Wired has a fun piece about physicist and black-hole guru Kip Thorne’s work on the film Interstellar, which comes out November 7. We’ve known the premise of the film for a long time: Earth is a disaster, the human race is on the verge of extinction, and mankind must find a new home. Alas, space is big. It would take way too many human lifetimes to travel to our nearest possible second homes. The only way to get there is through a wormhole–a spacetime tunnel linking two distant regions of the universe.

Wormholes, also known as Einstein-Rosen bridges, are not the same as black holes. Under normal circumstances, if you fall into a black hole it will crush you out of existence, not fling you to a distant corner of the universe. But black holes behaving in various ways could, in theory, open up wormholes.

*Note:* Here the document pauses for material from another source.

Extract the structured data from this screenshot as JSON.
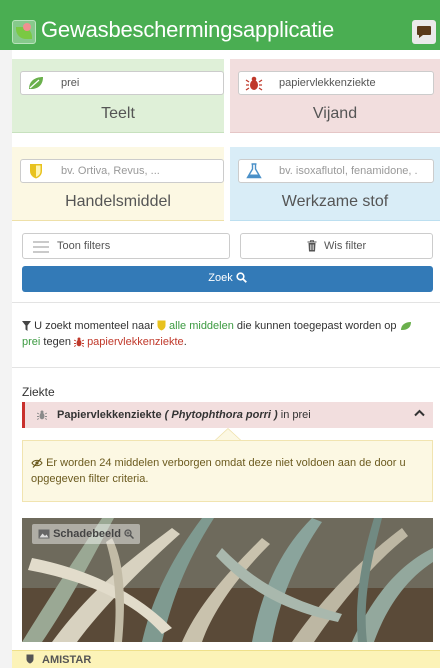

With Thorne’s guidance, apparently Nolan decided that a massive black hole (called Gargantua) spinning at nearly the speed of light would suffice.

What’s interesting is how much the black hole in Interstellar looks like the models that the scientists of the Event Horizon Telescope (EHT) have generated to study the black hole at the center of the Milky Way, Sagittarius A*. (The EHT is an international group of astronomers who are linking together a worldwide array of radio telescopes to observe black holes at event-horizon scales. More here.) In other words, the black hole in Interstellar is really, truly what scientists expect real-life astrophysical black holes to look like. Compare the images over at Wired with this simulation by Avery Broderick, a theorist at the University of Waterloo and the Perimeter Institute who has been part of the EHT collaboration since the beginning:

Christopher Nolan’s black hole has higher production quality, but both images show the same thing: a glowing accretion disc orbiting the hole; a “shadow” feature caused by gravitational lensing; a thin ring marking the last photon orbit, in which light rays circle the hole many times before either escaping or falling in. The EHT astronomers use their models to predict what their instrument, once it reaches full strength, might see–how Sagittarius A* should look when viewed from Earth by a worldwide array of millimeter-wave radio telescopes. (Presumably if you were on the verge of falling into Sagittarius A*, you’d see something more like what’s in the movie.)

So when you watch Interstellar, keep this in mind: that black hole Matthew McConaughey flies through? Scientists think the black hole at the center of our galaxy might look a lot like that. And within the next couple of years radio astronomers might be able to take its picture.